‘I did.’ The emperor stood up carefully with a grimace of pain. The seat was murdering his vertebrae. He drew a hand wearily across his eyes. ‘Nipius. I seem to remember that you had a hankering for foreign travel.’
‘Caesar?’ Nipius frowned.
‘I’ve had an interesting communication from Britannia. From Septimius in Corinium.’
Nipius raised an eyebrow quizzically.
‘They have, apparently, in custody a member of the royal Alamannic line. One named Fraomar. Ring any bells?’
‘Chnodomar’s brother. Went missing after Strasbourg.’
Valentinian nodded approvingly. ‘The same.’
‘We were outnumbered three to one,’ Nipius recalled, ‘but Julian led us to a great victory.’
Valentinian allowed himself a smile. ‘His gods certainly seemed to be with him that day. But I heard it was the Magister Equitum who deserves the credit for the victory.’
Nipius bowed stiffly. ‘Caesar is too kind.’
‘A shame that the victory of Strasbourg was marred by Fraomar’s escape.’
For the first time, Nipius seemed uncomfortable. Rain began to drum softly on the leather covering of the tent roof as Valentinian continued:
‘But you are a popular man, Nipius. Your exploits are legendary. You have – what can I say– ’ Valentinian stroked his chin thoughtfully, ‘a loyal following?’
‘I am fortunate enough to have the respect of my men, yes Caesar.’

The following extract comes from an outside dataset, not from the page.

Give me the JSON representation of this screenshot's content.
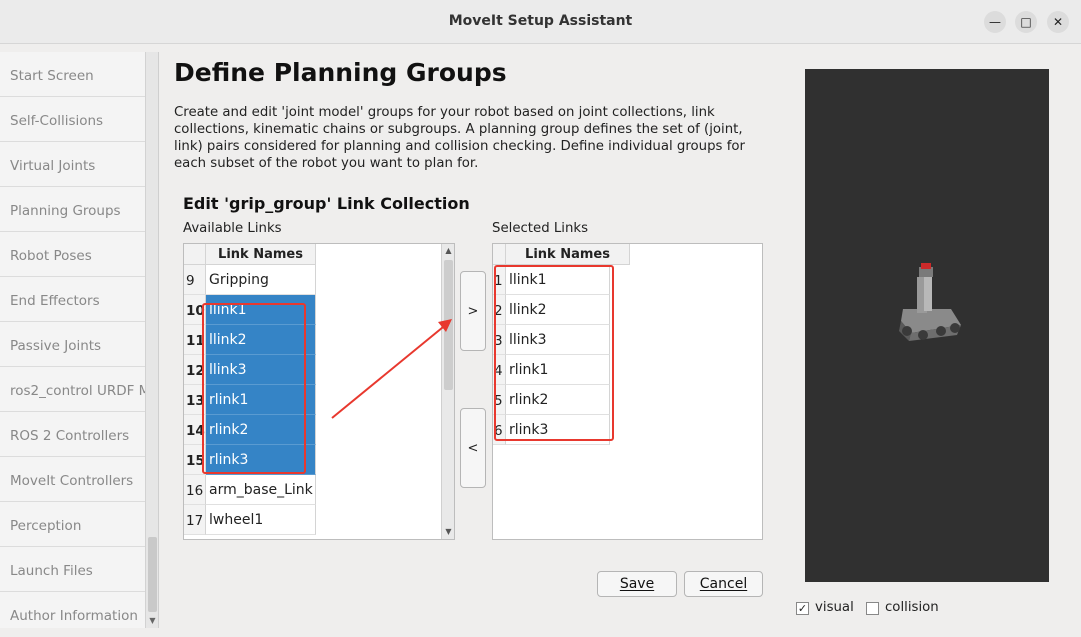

Valentinian grunted. ‘Well, naturally I thought of you for this little job.’
‘What does Caesar command?’
‘A simple ‘go fetch’ job, nothing more. Give you a break. God knows you probably need one. And a chance to set the record straight.’
Nipius smiled thinly. ‘I am most grateful to Caesar.’
I hope you enjoyed this excerpt from ‘The Serpent & the Slave’, by Scott Hunter
Here are the other links for this Blog hop:
Dominus mihi adjutor
The idea was very straightforward:
Buy some stock, get a small display unit/table, bring the laptop. Use a few posters. print some flyers.
Find a comfortable slot in the town centre. Chat to the public. Sign and sell some books.
Busking, but with books.
The local council said: ‘Sorry, we only have six street trader licenses to give out and they’re all allocated.’
The Oracle Shopping Mall said: ‘Sure, but you have to use one of our display units. We only rent them for a week and the rental price is £1000’.
I’m working on a solution because these licensing and rental restrictions/impositions are crazy. Free enterprise? Where?
Anyone else thought of/had issues with doing this? Let’s talk!